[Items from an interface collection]
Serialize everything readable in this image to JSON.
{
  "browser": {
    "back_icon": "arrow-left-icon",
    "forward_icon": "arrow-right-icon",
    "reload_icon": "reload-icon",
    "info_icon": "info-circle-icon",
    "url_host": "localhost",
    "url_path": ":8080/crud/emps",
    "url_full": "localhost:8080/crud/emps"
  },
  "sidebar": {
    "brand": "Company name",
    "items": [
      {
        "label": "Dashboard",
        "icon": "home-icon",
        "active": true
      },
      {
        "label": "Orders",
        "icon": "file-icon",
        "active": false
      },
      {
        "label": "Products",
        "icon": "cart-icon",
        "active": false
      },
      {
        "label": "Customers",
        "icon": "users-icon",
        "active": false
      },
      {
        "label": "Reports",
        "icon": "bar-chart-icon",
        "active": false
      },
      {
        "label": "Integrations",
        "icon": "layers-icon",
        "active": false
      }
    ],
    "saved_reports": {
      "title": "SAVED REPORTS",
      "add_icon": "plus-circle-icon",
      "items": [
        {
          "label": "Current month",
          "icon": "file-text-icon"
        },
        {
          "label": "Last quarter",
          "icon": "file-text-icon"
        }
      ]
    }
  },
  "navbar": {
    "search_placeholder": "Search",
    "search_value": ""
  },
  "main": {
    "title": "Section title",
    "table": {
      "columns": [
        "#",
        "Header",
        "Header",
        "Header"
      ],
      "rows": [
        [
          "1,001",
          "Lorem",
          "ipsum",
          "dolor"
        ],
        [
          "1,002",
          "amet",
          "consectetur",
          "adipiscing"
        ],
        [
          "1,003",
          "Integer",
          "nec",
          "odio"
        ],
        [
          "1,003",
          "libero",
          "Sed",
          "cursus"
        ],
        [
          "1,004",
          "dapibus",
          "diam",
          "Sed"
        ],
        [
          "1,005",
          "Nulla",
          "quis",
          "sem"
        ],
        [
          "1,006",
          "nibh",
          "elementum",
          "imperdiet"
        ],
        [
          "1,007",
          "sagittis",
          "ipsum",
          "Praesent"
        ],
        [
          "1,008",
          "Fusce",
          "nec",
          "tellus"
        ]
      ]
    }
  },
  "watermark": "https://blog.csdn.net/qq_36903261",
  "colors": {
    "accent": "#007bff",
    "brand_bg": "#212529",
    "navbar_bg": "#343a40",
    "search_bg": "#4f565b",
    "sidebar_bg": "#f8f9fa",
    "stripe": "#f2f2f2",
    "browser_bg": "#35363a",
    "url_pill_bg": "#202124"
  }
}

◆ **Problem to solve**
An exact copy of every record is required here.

◆ **Answer section**
Serialize everything readable in this image to JSON.
{
  "browser": {
    "back_icon": "arrow-left-icon",
    "forward_icon": "arrow-right-icon",
    "reload_icon": "reload-icon",
    "info_icon": "info-circle-icon",
    "url_host": "localhost",
    "url_path": ":8080/crud/emps",
    "url_full": "localhost:8080/crud/emps"
  },
  "sidebar": {
    "brand": "Company name",
    "items": [
      {
        "label": "Dashboard",
        "icon": "home-icon",
        "active": true
      },
      {
        "label": "Orders",
        "icon": "file-icon",
        "active": false
      },
      {
        "label": "Products",
        "icon": "cart-icon",
        "active": false
      },
      {
        "label": "Customers",
        "icon": "users-icon",
        "active": false
      },
      {
        "label": "Reports",
        "icon": "bar-chart-icon",
        "active": false
      },
      {
        "label": "Integrations",
        "icon": "layers-icon",
        "active": false
      }
    ],
    "saved_reports": {
      "title": "SAVED REPORTS",
      "add_icon": "plus-circle-icon",
      "items": [
        {
          "label": "Current month",
          "icon": "file-text-icon"
        },
        {
          "label": "Last quarter",
          "icon": "file-text-icon"
        }
      ]
    }
  },
  "navbar": {
    "search_placeholder": "Search",
    "search_value": ""
  },
  "main": {
    "title": "Section title",
    "table": {
      "columns": [
        "#",
        "Header",
        "Header",
        "Header"
      ],
      "rows": [
        [
          "1,001",
          "Lorem",
          "ipsum",
          "dolor"
        ],
        [
          "1,002",
          "amet",
          "consectetur",
          "adipiscing"
        ],
        [
          "1,003",
          "Integer",
          "nec",
          "odio"
        ],
        [
          "1,003",
          "libero",
          "Sed",
          "cursus"
        ],
        [
          "1,004",
          "dapibus",
          "diam",
          "Sed"
        ],
        [
          "1,005",
          "Nulla",
          "quis",
          "sem"
        ],
        [
          "1,006",
          "nibh",
          "elementum",
          "imperdiet"
        ],
        [
          "1,007",
          "sagittis",
          "ipsum",
          "Praesent"
        ],
        [
          "1,008",
          "Fusce",
          "nec",
          "tellus"
        ]
      ]
    }
  },
  "watermark": "https://blog.csdn.net/qq_36903261",
  "colors": {
    "accent": "#007bff",
    "brand_bg": "#212529",
    "navbar_bg": "#343a40",
    "search_bg": "#4f565b",
    "sidebar_bg": "#f8f9fa",
    "stripe": "#f2f2f2",
    "browser_bg": "#35363a",
    "url_pill_bg": "#202124"
  }
}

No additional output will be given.